There's eon, the granddaddy of them all, and we won't bother with what that means. I like truncheon, which sounds pretty violent, and trudgeon, which surely is somehow related to bludgeon except that you walk on the person. Dudgeon is a good one, used with "high" and meaning someone leaving in that well-known vehicle, a huff.

Neil Dudgeon, born Doncaster, South Yorkshire,

I was mostly interested in words that might somehow relate to luncheon, that is, the suffix eon added to a known word to somehow extend it, formalize it, attach it to fund-raising for various diseases. There's a nickelodeon, an extinct term for dirty movies of the early 1900s that lasted a couple of seconds (see example, above, 2-second original plus extended version). Nickel plus odeon. The word was resurrected for a children's TV network. But that doesn't quite solve it, because we still have the problem of odeon.

Od. Eon. I don't get it, do you?
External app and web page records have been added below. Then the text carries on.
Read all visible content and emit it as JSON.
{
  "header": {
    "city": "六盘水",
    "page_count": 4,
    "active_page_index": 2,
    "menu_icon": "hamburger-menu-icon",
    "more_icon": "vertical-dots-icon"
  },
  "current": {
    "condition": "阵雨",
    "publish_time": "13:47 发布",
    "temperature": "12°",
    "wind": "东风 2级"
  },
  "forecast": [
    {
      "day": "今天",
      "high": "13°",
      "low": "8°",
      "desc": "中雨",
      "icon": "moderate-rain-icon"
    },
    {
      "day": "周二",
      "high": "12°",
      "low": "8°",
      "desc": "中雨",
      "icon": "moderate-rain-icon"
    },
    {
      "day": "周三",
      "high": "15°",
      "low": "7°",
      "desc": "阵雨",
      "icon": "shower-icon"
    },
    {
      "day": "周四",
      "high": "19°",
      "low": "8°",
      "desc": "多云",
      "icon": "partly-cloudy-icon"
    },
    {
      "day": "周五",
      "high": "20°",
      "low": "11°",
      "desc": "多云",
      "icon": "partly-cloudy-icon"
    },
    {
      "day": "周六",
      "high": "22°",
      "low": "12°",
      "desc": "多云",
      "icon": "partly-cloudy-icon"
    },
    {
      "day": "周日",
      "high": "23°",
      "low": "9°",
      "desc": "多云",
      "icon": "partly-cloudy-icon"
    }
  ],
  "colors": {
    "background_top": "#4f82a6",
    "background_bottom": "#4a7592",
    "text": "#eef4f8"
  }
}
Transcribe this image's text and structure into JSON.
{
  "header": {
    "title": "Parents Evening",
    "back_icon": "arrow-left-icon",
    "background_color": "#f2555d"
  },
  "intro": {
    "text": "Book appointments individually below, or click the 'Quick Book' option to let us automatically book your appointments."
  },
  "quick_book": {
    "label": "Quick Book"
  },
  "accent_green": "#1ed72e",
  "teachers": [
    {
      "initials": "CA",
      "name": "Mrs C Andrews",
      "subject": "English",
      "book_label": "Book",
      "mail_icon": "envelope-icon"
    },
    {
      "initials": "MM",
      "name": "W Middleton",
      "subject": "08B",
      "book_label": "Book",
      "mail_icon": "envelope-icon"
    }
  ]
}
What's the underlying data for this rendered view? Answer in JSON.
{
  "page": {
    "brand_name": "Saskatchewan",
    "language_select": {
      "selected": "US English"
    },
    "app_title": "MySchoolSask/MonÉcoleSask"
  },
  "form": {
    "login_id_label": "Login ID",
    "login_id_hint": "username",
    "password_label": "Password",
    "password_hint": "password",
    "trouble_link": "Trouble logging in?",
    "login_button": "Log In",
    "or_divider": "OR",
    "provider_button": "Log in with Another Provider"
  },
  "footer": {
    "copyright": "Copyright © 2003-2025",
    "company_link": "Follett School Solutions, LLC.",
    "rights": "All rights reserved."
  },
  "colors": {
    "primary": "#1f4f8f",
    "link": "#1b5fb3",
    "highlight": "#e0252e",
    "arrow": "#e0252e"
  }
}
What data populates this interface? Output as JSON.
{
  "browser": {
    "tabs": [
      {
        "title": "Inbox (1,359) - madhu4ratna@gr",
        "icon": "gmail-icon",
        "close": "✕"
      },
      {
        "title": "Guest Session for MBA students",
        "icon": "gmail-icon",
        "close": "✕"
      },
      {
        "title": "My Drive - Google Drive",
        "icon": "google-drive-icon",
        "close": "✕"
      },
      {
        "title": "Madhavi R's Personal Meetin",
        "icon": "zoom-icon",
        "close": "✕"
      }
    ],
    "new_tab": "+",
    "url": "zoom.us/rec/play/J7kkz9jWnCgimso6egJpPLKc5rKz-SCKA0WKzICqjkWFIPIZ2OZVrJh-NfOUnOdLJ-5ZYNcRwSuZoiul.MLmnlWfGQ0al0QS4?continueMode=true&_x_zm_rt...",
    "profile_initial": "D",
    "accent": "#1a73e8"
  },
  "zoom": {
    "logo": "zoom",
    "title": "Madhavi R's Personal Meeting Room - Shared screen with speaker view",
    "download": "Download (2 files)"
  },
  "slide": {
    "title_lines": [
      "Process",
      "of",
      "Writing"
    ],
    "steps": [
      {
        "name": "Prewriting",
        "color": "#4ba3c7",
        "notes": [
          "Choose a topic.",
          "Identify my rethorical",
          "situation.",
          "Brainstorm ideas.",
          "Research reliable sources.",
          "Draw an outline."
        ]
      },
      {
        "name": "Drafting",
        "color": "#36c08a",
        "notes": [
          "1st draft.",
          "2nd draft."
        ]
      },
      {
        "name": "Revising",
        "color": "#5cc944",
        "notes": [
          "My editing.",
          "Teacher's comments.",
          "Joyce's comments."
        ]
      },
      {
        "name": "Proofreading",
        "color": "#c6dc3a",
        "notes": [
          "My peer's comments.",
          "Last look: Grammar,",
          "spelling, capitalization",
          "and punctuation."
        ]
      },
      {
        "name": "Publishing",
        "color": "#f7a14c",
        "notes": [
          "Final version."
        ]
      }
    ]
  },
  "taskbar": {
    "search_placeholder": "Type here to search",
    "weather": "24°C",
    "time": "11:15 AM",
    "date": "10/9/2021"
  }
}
So let's go on to pantheon. You have your panth, meaning you juth-t can't get your breath, or miniature panthers getting together for a luncheon (or nuncheon). From there it gets weird, and I have to say I don't know exactly what it means, and I'll be damned if I'll look it up so early in the morning. For now we'll just say it means a whole lot of stuff, the entire pantheon of whatever.

Does anyone know what a widgeon is? Is it sort of like a widget? Is it some strange sort of pigeon, maybe a widowed pigeon? A pigeon dressed in black (going to a fundraiser)?

Chirugeon. A kind of dinosaur, maybe. Chirugasaurus Rex.

Gudgeon sounds like a wad of hard old gum you find stuck under your desk. Ewwwwwwww.

Ieon. Come on, now.

Mezereon must be something archaelogical, some sort of terazzo plaza for sacrificing young goats or children or something. Or else something awful from another planet, like kryptonite.

Pereon is part of a woman's body.

Surgeon is hard to take apart. Sur being, what, above in French? Surge means something quite else. But there's that eon part, like a gathering together. Psychosurgeon, cryosurgeon, supersurgeon, plastic surgeon, all of them give me the willies.

Odeon. Did I get to that one? Isn't that some big old place, one of those old theatres the town council is forever threatening to tear down to put up condos? We still have Cineplex Odeon, as if the theatre association still hangs on by a thread.

But it still means coming together, doesn't it? Even for a really short movie, and a nice bite of something for your nuncheon.